I think it's fair to say that Tim Cook knows a little something about leadership. He leads the most valuable company on earth--Apple--which is worth more than $2 trillion, has over 145,000 employees, and is known for creating some of the most innovative products of the past few decades. It's a big job.
Under Cook's leadership, Apple has also been a champion of user privacy, something he says is a "fundamental human right." For example, the company has recently required app developers to provide users with detailed information about any data they collect or share with third parties. It also announced that the next update to iOS 14 will require developers to request permission before they can track users.
Of course, Apple's commitment to privacy goes back much further than a software change. The company makes its money by selling premium devices and services, not advertisements. As a result, it doesn't track what its users do, nor does it target them with ads based on their activity.
That has put it in an increasingly hostile battle with fellow tech giant Facebook, which has openly criticized Apple's upcoming changes to iOS as an attack on small businesses. Facebook even took a shot at Apple during its quarterly earnings call last week, saying:
"Apple has every incentive to use their dominant platform position to interfere with how our apps and other apps work, which they regularly do. They say they are doing this to help people, but the moves clearly track their competitive interests."
That's an interesting take on what is essentially a move by Apple to give users a choice over whether they want to be tracked by apps. If that's a threat to your business model, it's probably not Apple's fault. It's probably just a bad business model.
In fact, Cook shared a few thoughts about that business model, and it's not only a powerful lesson in leadership, but I also suspect it's one he hopes Facebook's founder and CEO, Mark Zuckerberg, is paying attention to.
In a speech for International Data Privacy Day, Tim Cook called out Facebook, even without mentioning the company by name:
If a business is built on misleading users, on data exploitation, on choices that are not choices at all, it does not deserve our praise, it deserves reform.
That's a sharp criticism, but Cook doesn't leave it at those harsh words.
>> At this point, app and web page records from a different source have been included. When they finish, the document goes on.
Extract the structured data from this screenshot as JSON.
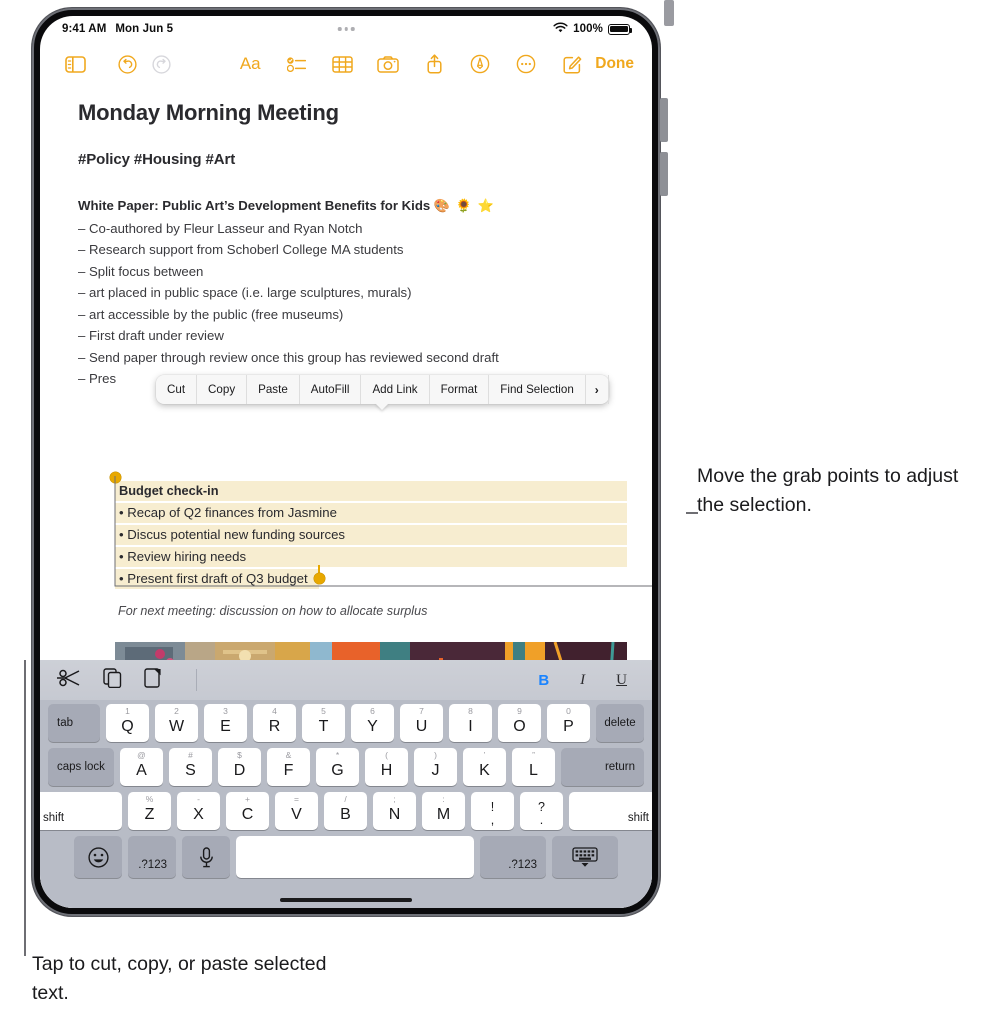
{
  "device": {
    "status_bar": {
      "time": "9:41 AM",
      "date": "Mon Jun 5",
      "battery_percent": "100%",
      "wifi_icon": "wifi-icon",
      "battery_icon": "battery-full-icon"
    },
    "toolbar": {
      "sidebar_icon": "sidebar-toggle-icon",
      "undo_icon": "undo-icon",
      "redo_icon": "redo-icon",
      "format_icon": "Aa",
      "checklist_icon": "checklist-icon",
      "table_icon": "table-icon",
      "camera_icon": "camera-icon",
      "share_icon": "share-icon",
      "markup_icon": "markup-pen-icon",
      "more_icon": "more-options-icon",
      "compose_icon": "compose-note-icon",
      "done_label": "Done"
    }
  },
  "note": {
    "title": "Monday Morning Meeting",
    "tags": "#Policy #Housing #Art",
    "heading": "White Paper: Public Art’s Development Benefits for Kids",
    "heading_emoji": "🎨 🌻 ⭐",
    "lines": [
      "– Co-authored by Fleur Lasseur and Ryan Notch",
      "– Research support from Schoberl College MA students",
      "– Split focus between",
      "– art placed in public space (i.e. large sculptures, murals)",
      "– art accessible by the public (free museums)",
      "– First draft under review",
      "– Send paper through review once this group has reviewed second draft",
      "– Pres"
    ],
    "selection": {
      "rows": [
        "Budget check-in",
        "• Recap of Q2 finances from Jasmine",
        "• Discus potential new funding sources",
        "• Review hiring needs",
        "• Present first draft of Q3 budget"
      ],
      "highlight_color": "#f7edd0",
      "grab_point_color": "#e8a800"
    },
    "footer_italic": "For next meeting: discussion on how to allocate surplus",
    "photo_alt": "photo-mural-street-art"
  },
  "context_menu": {
    "items": [
      "Cut",
      "Copy",
      "Paste",
      "AutoFill",
      "Add Link",
      "Format",
      "Find Selection"
    ],
    "more_chevron": "›"
  },
  "keyboard": {
    "shortcut_bar": {
      "cut_icon": "scissors-cut-icon",
      "copy_icon": "copy-icon",
      "paste_icon": "paste-icon",
      "bold_label": "B",
      "italic_label": "I",
      "underline_label": "U",
      "bold_active_color": "#1a84ff"
    },
    "row1": {
      "tab": "tab",
      "keys": [
        {
          "main": "Q",
          "alt": "1"
        },
        {
          "main": "W",
          "alt": "2"
        },
        {
          "main": "E",
          "alt": "3"
        },
        {
          "main": "R",
          "alt": "4"
        },
        {
          "main": "T",
          "alt": "5"
        },
        {
          "main": "Y",
          "alt": "6"
        },
        {
          "main": "U",
          "alt": "7"
        },
        {
          "main": "I",
          "alt": "8"
        },
        {
          "main": "O",
          "alt": "9"
        },
        {
          "main": "P",
          "alt": "0"
        }
      ],
      "delete": "delete"
    },
    "row2": {
      "caps_lock": "caps lock",
      "keys": [
        {
          "main": "A",
          "alt": "@"
        },
        {
          "main": "S",
          "alt": "#"
        },
        {
          "main": "D",
          "alt": "$"
        },
        {
          "main": "F",
          "alt": "&"
        },
        {
          "main": "G",
          "alt": "*"
        },
        {
          "main": "H",
          "alt": "("
        },
        {
          "main": "J",
          "alt": ")"
        },
        {
          "main": "K",
          "alt": "’"
        },
        {
          "main": "L",
          "alt": "”"
        }
      ],
      "return": "return"
    },
    "row3": {
      "shift_left": "shift",
      "keys": [
        {
          "main": "Z",
          "alt": "%"
        },
        {
          "main": "X",
          "alt": "-"
        },
        {
          "main": "C",
          "alt": "+"
        },
        {
          "main": "V",
          "alt": "="
        },
        {
          "main": "B",
          "alt": "/"
        },
        {
          "main": "N",
          "alt": ";"
        },
        {
          "main": "M",
          "alt": ":"
        }
      ],
      "punct": [
        {
          "top": "!",
          "bot": ","
        },
        {
          "top": "?",
          "bot": "."
        }
      ],
      "shift_right": "shift"
    },
    "row4": {
      "emoji_icon": "emoji-smiley-icon",
      "numeric_left": ".?123",
      "mic_icon": "microphone-icon",
      "space": "",
      "numeric_right": ".?123",
      "dismiss_icon": "dismiss-keyboard-icon"
    }
  },
  "callouts": {
    "right": "Move the grab points to adjust the selection.",
    "bottom": "Tap to cut, copy, or paste selected text."
  }
}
Instead, he gives a framework that leaders should use for every decision they make:
Too many are still asking the question "How much can we get away with?" when they should be asking "What are the consequences?"
That's a powerful question.
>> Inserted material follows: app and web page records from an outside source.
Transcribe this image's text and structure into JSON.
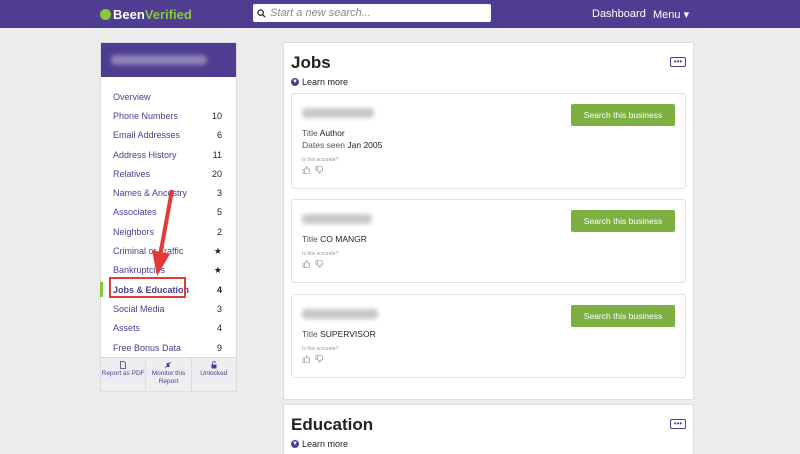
{
  "header": {
    "logo_text_a": "Been",
    "logo_text_b": "Verified",
    "search_placeholder": "Start a new search...",
    "dashboard": "Dashboard",
    "menu": "Menu ▾"
  },
  "sidebar": {
    "items": [
      {
        "label": "Overview",
        "count": ""
      },
      {
        "label": "Phone Numbers",
        "count": "10"
      },
      {
        "label": "Email Addresses",
        "count": "6"
      },
      {
        "label": "Address History",
        "count": "11"
      },
      {
        "label": "Relatives",
        "count": "20"
      },
      {
        "label": "Names & Ancestry",
        "count": "3"
      },
      {
        "label": "Associates",
        "count": "5"
      },
      {
        "label": "Neighbors",
        "count": "2"
      },
      {
        "label": "Criminal or Traffic",
        "count": "★"
      },
      {
        "label": "Bankruptcies",
        "count": "★"
      },
      {
        "label": "Jobs & Education",
        "count": "4"
      },
      {
        "label": "Social Media",
        "count": "3"
      },
      {
        "label": "Assets",
        "count": "4"
      },
      {
        "label": "Free Bonus Data",
        "count": "9"
      }
    ],
    "active_index": 10,
    "footer": {
      "pdf": "Report as PDF",
      "monitor": "Monitor this Report",
      "unlocked": "Unlocked"
    }
  },
  "jobs": {
    "title": "Jobs",
    "learn_more": "Learn more",
    "entries": [
      {
        "title_label": "Title",
        "title_value": "Author",
        "dates_label": "Dates seen",
        "dates_value": "Jan 2005",
        "button": "Search this business",
        "accurate": "Is this accurate?"
      },
      {
        "title_label": "Title",
        "title_value": "CO MANGR",
        "dates_label": "",
        "dates_value": "",
        "button": "Search this business",
        "accurate": "Is this accurate?"
      },
      {
        "title_label": "Title",
        "title_value": "SUPERVISOR",
        "dates_label": "",
        "dates_value": "",
        "button": "Search this business",
        "accurate": "Is this accurate?"
      }
    ]
  },
  "education": {
    "title": "Education",
    "learn_more": "Learn more"
  },
  "colors": {
    "brand_purple": "#4e3d91",
    "brand_green": "#8cc63f",
    "button_green": "#7db043",
    "annotation_red": "#e53935"
  }
}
Facebook is one of the most efficient profit-making machines ever. It simply collects information about its users and monetizes it in a highly sophisticated way. Those users hand over all of that information without any real awareness of what's happening.
Sure, people have a vague awareness that Facebook makes money by selling ads. Usually, however, the only time they think about it is when it seems creepy that the ad you just saw on Facebook is for the pair of shoes you were looking at earlier on a different site.
Beyond "creepy," however, most people don't really stop and consider that almost everything they do online is being tracked by the social media giant in the service of what it calls "personalized ads." The thing is, if your users have no idea what you're doing, you can probably get away with a lot. That doesn't mean it's the right thing to do.
At the same time, if you obscure the way you track their information, and object to someone else telling them about it, I think it's fair to say you're more concerned with what you can get away with than you are with doing the right thing.
A good rule is that if you'd never get away with something if people knew what you were really doing, it's just a bad idea. You shouldn't do it. Your goal should never be to try to get away with as much as you can.
Instead, your job is to recognize that every decision you make as a business owner has consequences. Just because no one fully understands the consequences of having their personal information collected, tracked, analyzed, and profiled, it doesn't mean those consequences don't exist.
And, just because users aren't objecting, it doesn't make it right.
Far too often, too many leaders look for the boundary of what they know is right and try to figure out how they can stretch that line just a little further without getting called out for it. Instead, Cook says every leader should be asking about the consequences.
Essentially, he's suggesting that your first question should be "What's the effect of this thing I'm about to do? Will it be positive or negative?"
That means recognizing that the decisions you make have consequences, even if they aren't always easy to see. As a leader, that's your most important job.